My name is James Findlay and I’m a historian with interests in media history, convict history, and settler colonialism in Australia. I was awarded my PhD at the University of Sydney a few months ago. Before returning to study I worked extensively in film and television production for companies and broadcasters including Beyond Television, Screenworld, Film Australia and the BBC in London. I’m currently sessional teaching with the History Department at USYD. Continue reading
I gained my PhD (on the political history of Australian telecommunications reform) from La Trobe University a few days before last Christmas, which was a rather pleasing way to round out the year. I was very fortunate at La Trobe to receive invaluable guidance and support from my supervisor, Professor Judith Brett, and many other colleagues. During my candidature, I tutored in Australian history and politics, coordinated a parliamentary internship program and also took some time off to consult to the telecommunications industry association, Communications Alliance. I’ve recently became an associate of the Contemporary Histories Research Group at Deakin University. Continue reading

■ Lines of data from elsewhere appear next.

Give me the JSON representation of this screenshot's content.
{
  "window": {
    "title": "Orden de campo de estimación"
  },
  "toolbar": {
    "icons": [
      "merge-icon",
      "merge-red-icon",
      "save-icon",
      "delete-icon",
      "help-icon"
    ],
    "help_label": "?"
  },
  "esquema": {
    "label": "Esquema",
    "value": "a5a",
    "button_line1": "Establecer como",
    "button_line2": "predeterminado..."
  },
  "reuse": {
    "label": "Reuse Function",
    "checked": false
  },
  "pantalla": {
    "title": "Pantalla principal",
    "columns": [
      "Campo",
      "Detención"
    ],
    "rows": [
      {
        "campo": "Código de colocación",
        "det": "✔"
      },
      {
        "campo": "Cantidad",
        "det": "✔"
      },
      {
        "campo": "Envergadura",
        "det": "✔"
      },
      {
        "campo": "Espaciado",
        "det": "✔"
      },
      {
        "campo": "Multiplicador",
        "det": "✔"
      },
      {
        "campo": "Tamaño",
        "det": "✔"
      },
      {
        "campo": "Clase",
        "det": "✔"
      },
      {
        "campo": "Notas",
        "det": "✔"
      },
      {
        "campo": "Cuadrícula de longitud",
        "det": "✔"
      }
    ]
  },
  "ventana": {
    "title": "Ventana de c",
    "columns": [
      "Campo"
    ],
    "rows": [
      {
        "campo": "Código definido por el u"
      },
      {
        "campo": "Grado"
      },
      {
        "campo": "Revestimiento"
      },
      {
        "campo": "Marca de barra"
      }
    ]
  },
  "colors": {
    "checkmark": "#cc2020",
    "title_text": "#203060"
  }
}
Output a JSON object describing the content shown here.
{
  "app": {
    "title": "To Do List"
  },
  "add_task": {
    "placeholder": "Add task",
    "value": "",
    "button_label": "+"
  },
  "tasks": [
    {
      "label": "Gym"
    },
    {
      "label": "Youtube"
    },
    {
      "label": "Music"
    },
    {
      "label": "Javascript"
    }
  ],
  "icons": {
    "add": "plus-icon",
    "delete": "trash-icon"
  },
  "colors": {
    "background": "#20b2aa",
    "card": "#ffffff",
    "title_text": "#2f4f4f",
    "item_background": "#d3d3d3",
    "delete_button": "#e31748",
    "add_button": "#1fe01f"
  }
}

My name is Ana Stevenson and I completed my Ph.D. at The University of Queensland in 2015. Between 2014 and 2015, I held the honorary position of Visiting Scholar in the Gender, Sexuality, and Women’s Studies Program at the University of Pittsburgh. Since January 2016, I have been a postdoctoral research fellow in the International Studies Group at the University of the Free State, South Africa. I now live in Bloemfontein, a city I had never heard of before moving here. Continue reading
I am Andonis Piperoglou (some people call me Andoni/Αντώνη – it translates to Anthony in Greek). Please don’t confuse me with ‘Adonis’, for I am no modern day representation of classical antiquity. I’m twenty-nine years old, currently live in Canberra, and joined the AHA in 2011. This time last year I was anxiously waiting on my examiners reports, which, lucky for me, arrived in my inbox with a box ticked ‘without amendment or further examination’. I couldn’t believe it – in some ways I still can’t. I completed my dissertation at La Trobe University and was fortunate to have been mentored by a progressive group of La Trobeian historians. This year I have been teaching history at the Australian Catholic University in Strathfield, a cosy campus in Sydney’s inner west. Since graduating I have attended four conferences, engaged with a simulating cohort of Sydney-based historians, and submitted numerous job-applications and journal articles. I have also begun turning my thesis into a book – an exciting process! This is my, slightly politically charged, contribution to the AHA emerging historian series. Continue reading
In this Q&A we talk with Dr Douglas Wilkie about his love of solving history puzzles and the difference between writing as a freelance and academic historian. He encourages all of us to do what we love, to research meticulously, and to tell a good story.
I completed my DPhil in History January 2014 at the University of Oxford. I am now a Senior Research Associate at the Andrew & Renata Kaldor Centre for International Refugee Law, UNSW. Continue reading
My name is Gemmia Burden (most of the people in my life call me Gemma). I started a PhD at the University of Queensland in 2010 and after 7 years (finally) finished earlier this year. I’m currently working two jobs, full time as a cultural heritage consultant at Australian Heritage Specialists, and as a casual research assistant for Associate Professor Anna Johnston at UQ’s Institute of Advanced Studies in the Humanities. Continue reading